2 Replies Latest reply on Jun 28, 2013 8:29 AM by bulibuta

    clAmdBlas dimensions for transposed matrices




      I decided to revisit clAmdBlas and while re-reading the docs I got a little confused in regards to dimensions.


      Let's take clAmdBlasDgemmEx() as an example and the following usecase: C <- A'B


      Now, the documentation keeps referring to the dimensions of matrix A. But Matrix A has been transposed.

      So which matrix A is the real matrix A? A or A'?


      I thought it would be A, but then argument K's description threw me off:

      "Number of columns in matrix A and rows in matrix B."

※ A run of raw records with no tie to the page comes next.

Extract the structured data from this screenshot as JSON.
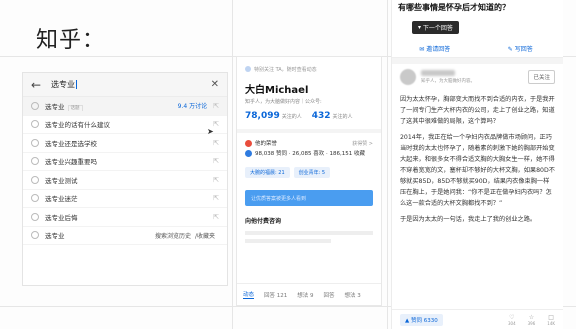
{
  "slide": {
    "title": "知乎："
  },
  "search": {
    "query": "选专业",
    "suggestions": [
      {
        "label": "选专业",
        "badge": "话题",
        "meta": "9.4 万讨论"
      },
      {
        "label": "选专业的话有什么建议"
      },
      {
        "label": "选专业还是选学校"
      },
      {
        "label": "选专业兴趣重要吗"
      },
      {
        "label": "选专业测试"
      },
      {
        "label": "选专业迷茫"
      },
      {
        "label": "选专业后悔"
      },
      {
        "label": "选专业",
        "links": [
          "搜索浏览历史",
          "/收藏夹"
        ]
      }
    ]
  },
  "profile": {
    "top_note": "特别关注 TA，随时查看动态",
    "name": "大白Michael",
    "subtitle": "知乎人，为大脑做好内容｜公众号:",
    "stats": [
      {
        "num": "78,099",
        "label": "关注的人"
      },
      {
        "num": "432",
        "label": "关注的人"
      }
    ],
    "achievements_title": "他的荣誉",
    "achievements_more": "获得赞 >",
    "achievements_line": "98,038 赞同 · 26,085 喜欢 · 186,151 收藏",
    "tags": [
      "大腕的福晨: 21",
      "创业青年: 5"
    ],
    "banner_text": "让优质答案被更多人看到",
    "section_title": "向他付费咨询",
    "tabs": [
      "动态",
      "回答 121",
      "想法 9",
      "回答",
      "想法 3"
    ]
  },
  "answer": {
    "question": "有哪些事情是怀孕后才知道的？",
    "next_button": "下一个回答",
    "actions": [
      "邀请回答",
      "写回答"
    ],
    "author_desc": "知乎人，为大脑做好内容。",
    "follow": "已关注",
    "paragraphs": [
      "因为太太怀孕，胸部变大而找不到合适的内衣，于是我开了一间专门生产大杯内衣的公司，走上了创业之路，知道了这其中很难做的局限，这个算吗？",
      "2014年，我正在给一个孕妇内衣品牌做市场顾问，正巧当时我的太太也怀孕了，随着素的刺激下她的胸部开始变大起来，和很多女不得合适文胸的大胸女生一样，她不得不穿着宽宽的文，塞杯却不够好的大杯文胸，如果80D不够就买85D，85D不够就买90D，结果内衣像束胸一样压在胸上，于是她问我：“你不是正在做孕妇内衣吗？怎么这一款合适的大杯文胸都找不到？”",
      "于是因为太太的一句话，我走上了我的创业之路。"
    ],
    "upvote": "赞同 6330",
    "icon_counts": [
      "304",
      "396",
      "14K"
    ]
  }
}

      This is clearly written for the no transpose case. Then the leading dimension bits confuse things even more, as they change their meaning depending on transposing or not. So that leads me to believe that I need to account for matrix A' not matrix A. Which is it?


      Could you give me a simple call example for A(m, n), B(m, p) and C(n, p) for C <- 1 * A' * B + 0 * C.

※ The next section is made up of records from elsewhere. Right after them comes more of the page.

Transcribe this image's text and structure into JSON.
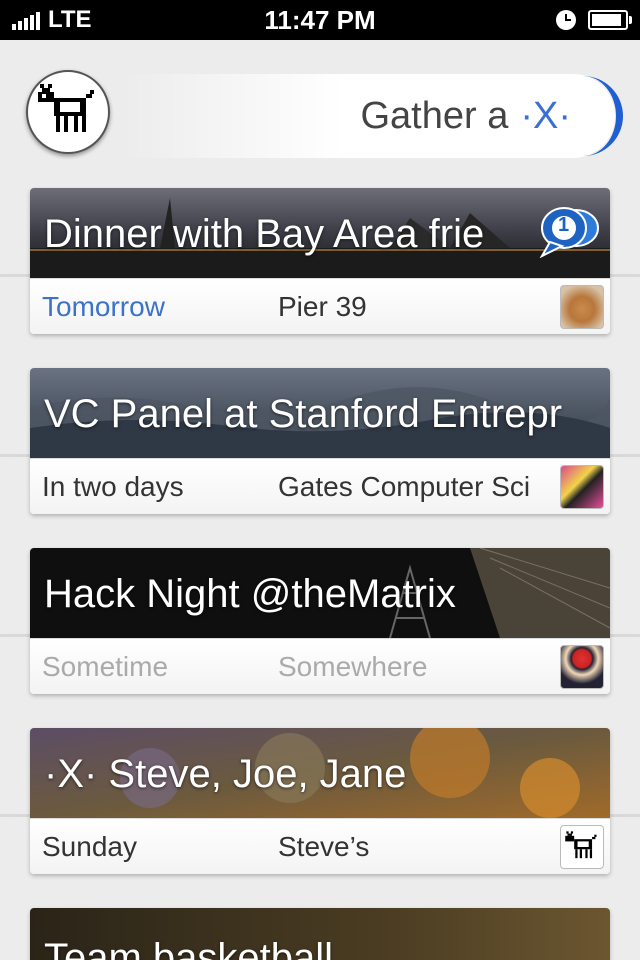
{
  "status_bar": {
    "carrier": "LTE",
    "time": "11:47 PM",
    "battery_percent": 90
  },
  "header": {
    "gather_label": "Gather a",
    "gather_symbol": "·X·",
    "accent_color": "#1f5fd1"
  },
  "events": [
    {
      "title": "Dinner with Bay Area frie",
      "when": "Tomorrow",
      "where": "Pier 39",
      "unread_count": "1",
      "when_color": "blue",
      "thumb_icon": "cat-photo-thumbnail"
    },
    {
      "title": "VC Panel at Stanford Entrepr",
      "when": "In two days",
      "where": "Gates Computer Sci",
      "thumb_icon": "person-sunglasses-thumbnail"
    },
    {
      "title": "Hack Night @theMatrix",
      "when": "Sometime",
      "where": "Somewhere",
      "thumb_icon": "santa-hat-thumbnail"
    },
    {
      "title": "·X· Steve, Joe, Jane",
      "when": "Sunday",
      "where": "Steve’s",
      "thumb_icon": "dog-pixel-thumbnail"
    },
    {
      "title": "Team basketball"
    }
  ]
}
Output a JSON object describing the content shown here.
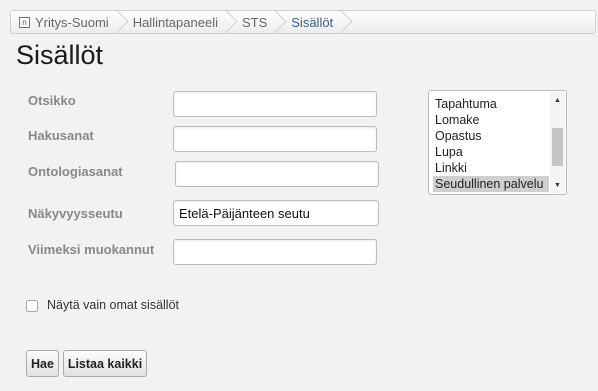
{
  "breadcrumb": {
    "items": [
      {
        "label": "Yritys-Suomi",
        "icon": "home-icon"
      },
      {
        "label": "Hallintapaneeli"
      },
      {
        "label": "STS"
      },
      {
        "label": "Sisällöt"
      }
    ],
    "active_color": "#3a5f8a"
  },
  "page": {
    "title": "Sisällöt"
  },
  "form": {
    "otsikko_label": "Otsikko",
    "otsikko_value": "",
    "hakusanat_label": "Hakusanat",
    "hakusanat_value": "",
    "ontologiasanat_label": "Ontologiasanat",
    "ontologiasanat_value": "",
    "nakyvyysseutu_label": "Näkyvyysseutu",
    "nakyvyysseutu_value": "Etelä-Päijänteen seutu",
    "viimeksi_label": "Viimeksi muokannut",
    "viimeksi_value": ""
  },
  "type_list": {
    "options": [
      "Tapahtuma",
      "Lomake",
      "Opastus",
      "Lupa",
      "Linkki",
      "Seudullinen palvelu"
    ],
    "selected": "Seudullinen palvelu"
  },
  "own_only": {
    "label": "Näytä vain omat sisällöt",
    "checked": false
  },
  "buttons": {
    "search": "Hae",
    "list_all": "Listaa kaikki"
  }
}
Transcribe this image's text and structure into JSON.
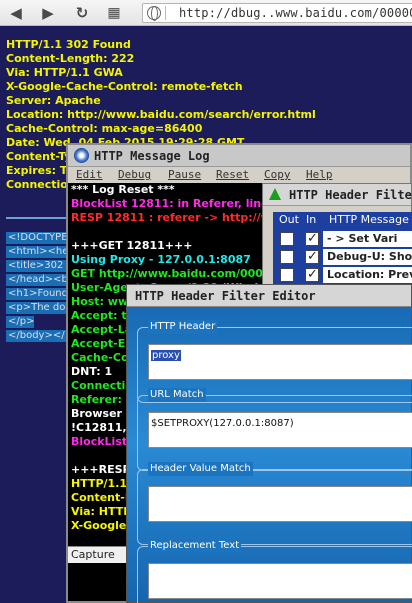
{
  "browser": {
    "url": "http://dbug..www.baidu.com/0000000"
  },
  "page": {
    "lines": [
      "HTTP/1.1 302 Found",
      "Content-Length: 222",
      "Via: HTTP/1.1 GWA",
      "X-Google-Cache-Control: remote-fetch",
      "Server: Apache",
      "Location: http://www.baidu.com/search/error.html",
      "Cache-Control: max-age=86400",
      "Date: Wed, 04 Feb 2015 19:29:28 GMT",
      "Content-Ty",
      "Expires: Th",
      "Connection"
    ],
    "source_lines": [
      "<!DOCTYPE",
      "<html><he",
      "<title>302 F",
      "</head><b",
      "<h1>Found",
      "<p>The doc",
      "</p>",
      "</body></"
    ]
  },
  "log_window": {
    "title": "HTTP Message Log",
    "menu": [
      "Edit",
      "Debug",
      "Pause",
      "Reset",
      "Copy",
      "Help"
    ],
    "lines": [
      {
        "text": "*** Log Reset ***",
        "color": "white"
      },
      {
        "text": "BlockList 12811: in Referer, line 8",
        "color": "magenta"
      },
      {
        "text": "RESP 12811 : referer -> http://ww",
        "color": "red"
      },
      {
        "text": "",
        "color": "white"
      },
      {
        "text": "+++GET 12811+++",
        "color": "white"
      },
      {
        "text": "Using Proxy - 127.0.0.1:8087",
        "color": "cyan"
      },
      {
        "text": "GET http://www.baidu.com/0000",
        "color": "green"
      },
      {
        "text": "User-Agent: Opera/9.80 (Window",
        "color": "green"
      },
      {
        "text": "Host: www",
        "color": "green"
      },
      {
        "text": "Accept: t",
        "color": "green"
      },
      {
        "text": "Accept-La",
        "color": "green"
      },
      {
        "text": "Accept-En",
        "color": "green"
      },
      {
        "text": "Cache-Co",
        "color": "green"
      },
      {
        "text": "DNT: 1",
        "color": "white"
      },
      {
        "text": "Connection",
        "color": "green"
      },
      {
        "text": "Referer: h",
        "color": "green"
      },
      {
        "text": "Browser r",
        "color": "white"
      },
      {
        "text": "!C12811,",
        "color": "white"
      },
      {
        "text": "BlockList",
        "color": "magenta"
      },
      {
        "text": "",
        "color": "white"
      },
      {
        "text": "+++RESP",
        "color": "white"
      },
      {
        "text": "HTTP/1.1",
        "color": "yellow"
      },
      {
        "text": "Content-L",
        "color": "yellow"
      },
      {
        "text": "Via: HTTP",
        "color": "yellow"
      },
      {
        "text": "X-Google",
        "color": "yellow"
      }
    ],
    "capture_label": "Capture"
  },
  "filter_window": {
    "title": "HTTP Header Filter",
    "col_out": "Out",
    "col_in": "In",
    "col_msg": "HTTP Message H",
    "rows": [
      {
        "out": false,
        "in": true,
        "text": "-      > Set Vari"
      },
      {
        "out": false,
        "in": true,
        "text": "Debug-U: Show"
      },
      {
        "out": false,
        "in": true,
        "text": "Location: Prev"
      }
    ]
  },
  "editor_window": {
    "title": "HTTP Header Filter Editor",
    "header_label": "HTTP Header",
    "header_value": "proxy",
    "url_match_label": "URL Match",
    "url_match_value": "$SETPROXY(127.0.0.1:8087)",
    "header_value_match_label": "Header Value Match",
    "header_value_match_value": "",
    "replacement_label": "Replacement Text",
    "replacement_value": ""
  }
}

        • Re: clAmdBlas dimensions for transposed matrices

          For a regular A*B multiplication, the number of columns in A should match the number of rows in B. For transposed A, the number of rows in A must match the number of rows in B. These operations/parameters are very standard and follow NETLIB blas for the most part. Please refer to NETLIB blas (http://www.netlib.org/blas/) documentation if you need better understanding.

            • Re: clAmdBlas dimensions for transposed matrices

              The parameters might be "very standard" but the blas API is not the same as the clAmdBlas one. And furthermore why bother with documenting your functions in clamdblas.refspec.pdf if they're so "very standard"?


              I think the documentation can be improved and instead of referring to matrix A or matrix B, you can follow BLAS's documentation and refer to them as op(A) and op(B).


              And if you decide to go that way, you might as well copy the text for the leading dimensions from NETLIB. It's a bit more clear on what they're supposed to be.